After lunch Entergy read some weak statements into the record of their lobbyist saying Vermonters were concerned about safety and one of their executives saying most conversations included safety.

Then the state called their first witness, Bill Steinhurst.  So now I’m excited, this should get good.  I’m thinking the state is going to take it to them now.

Two and a half hours later I had checked out from listening to the witness droll on and was drafting VPIRG’s comments to the public service board regarding whether or not the state should adopt a an RPS this coming legislative session.
Things were looking a little bleak, but at the very end of the Mr. Steinhurst’s testimony he made a couple key points that went uncontested by Entergy:

  1. The financial strength of energy companies is carefully considered by regulators and always has been. (Recall Entergy’s attempt to spin off VY into a junk bond status company…)
  2. The entire utility regulatory scheme is based on trust, without trust the whole thing would fall apart. (Recall all of the times that Entergy lied, mislead or withheld information…)

THIS IS WHERE IT GETS GOOD

The state needed a hero, a star witness to strike some fear in the heart of Entergy and to make their slick lawyers sweat.  And who would supply such a star witness but Entergy themselves.

Enter, Curt Hebert.  Some of you may remember Curt as the big wig Entergy exec who was brought in to crack heads and straighten things out at the beginning of 2010 when everything was going wrong for Entergy.  He is also the guy who offered the $25 million dollar “gift” to legislators the day before the vote in the senate to make sure Entergy VY is retired on schedule.

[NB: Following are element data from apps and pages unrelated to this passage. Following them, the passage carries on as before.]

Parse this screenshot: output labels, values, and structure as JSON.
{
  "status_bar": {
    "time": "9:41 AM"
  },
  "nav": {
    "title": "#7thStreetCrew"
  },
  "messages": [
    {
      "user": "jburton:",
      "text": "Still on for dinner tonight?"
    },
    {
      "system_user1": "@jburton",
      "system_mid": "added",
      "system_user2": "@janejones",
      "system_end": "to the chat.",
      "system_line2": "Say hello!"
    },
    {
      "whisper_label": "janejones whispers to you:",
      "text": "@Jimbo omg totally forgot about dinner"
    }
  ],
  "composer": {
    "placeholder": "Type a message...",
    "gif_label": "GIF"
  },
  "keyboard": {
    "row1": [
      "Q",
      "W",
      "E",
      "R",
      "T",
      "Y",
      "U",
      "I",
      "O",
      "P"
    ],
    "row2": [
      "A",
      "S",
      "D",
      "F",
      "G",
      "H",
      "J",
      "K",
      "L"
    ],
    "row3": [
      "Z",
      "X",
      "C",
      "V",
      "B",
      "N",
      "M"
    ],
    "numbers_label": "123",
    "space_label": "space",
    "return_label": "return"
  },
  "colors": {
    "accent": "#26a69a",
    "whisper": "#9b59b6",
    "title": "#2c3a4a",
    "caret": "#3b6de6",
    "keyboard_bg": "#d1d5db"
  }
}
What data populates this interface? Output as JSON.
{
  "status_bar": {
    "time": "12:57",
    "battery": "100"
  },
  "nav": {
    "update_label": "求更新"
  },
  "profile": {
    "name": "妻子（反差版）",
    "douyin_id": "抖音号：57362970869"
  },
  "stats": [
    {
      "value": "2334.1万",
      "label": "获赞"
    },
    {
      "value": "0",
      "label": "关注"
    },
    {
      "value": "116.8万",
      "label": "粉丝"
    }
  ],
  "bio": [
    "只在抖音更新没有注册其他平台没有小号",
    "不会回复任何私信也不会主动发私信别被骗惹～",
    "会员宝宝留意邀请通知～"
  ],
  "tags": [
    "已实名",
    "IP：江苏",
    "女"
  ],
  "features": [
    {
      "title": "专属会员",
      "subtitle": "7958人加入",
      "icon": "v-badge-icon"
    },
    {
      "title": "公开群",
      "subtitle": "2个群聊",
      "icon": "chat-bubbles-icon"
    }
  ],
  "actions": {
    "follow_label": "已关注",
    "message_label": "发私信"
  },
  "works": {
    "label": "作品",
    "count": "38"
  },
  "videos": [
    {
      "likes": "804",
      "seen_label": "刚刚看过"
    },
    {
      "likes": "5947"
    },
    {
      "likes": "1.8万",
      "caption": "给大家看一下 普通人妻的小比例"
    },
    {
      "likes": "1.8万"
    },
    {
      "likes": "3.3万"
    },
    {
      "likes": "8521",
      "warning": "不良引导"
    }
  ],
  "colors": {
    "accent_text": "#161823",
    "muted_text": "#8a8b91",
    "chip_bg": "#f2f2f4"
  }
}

The state played a full 45 wonderful minutes of Curt Hebert’s video deposition where he passionately walked through internal communications between himself and the Entergy CEO outlining in great detail all of the reasons the state senate voted to retire VY on schedule:

  1. Entergy staff had mislead state legislators and regulators about pipes that were leaking tritium.
  2. Entergy’s plan to spin off VY into a junk bond status company.
  3. Entergy’s resistance to put in adequate money to clean up Vermont Yankee.
  4. The failure of Entergy to reach an agreement with VT utilities despite their repeated promises to do so.

You should note that none of the central reasons Entergy’s own executive vice president outlined to their CEO about the senate vote were based on radiological health and safety.  In fact Curt Hebert laid out a damning picture of a bad corporate actor that had run off the rails and into a deep ditch full of lies, mistrust and shady financial shell games.

Chalk one up for the state’s lawyers for getting a great deposition and using it so well!

VPIRG’s energy advocate Ben Walsh is in the courtroom today and he’ll report in soon, so stay tuned.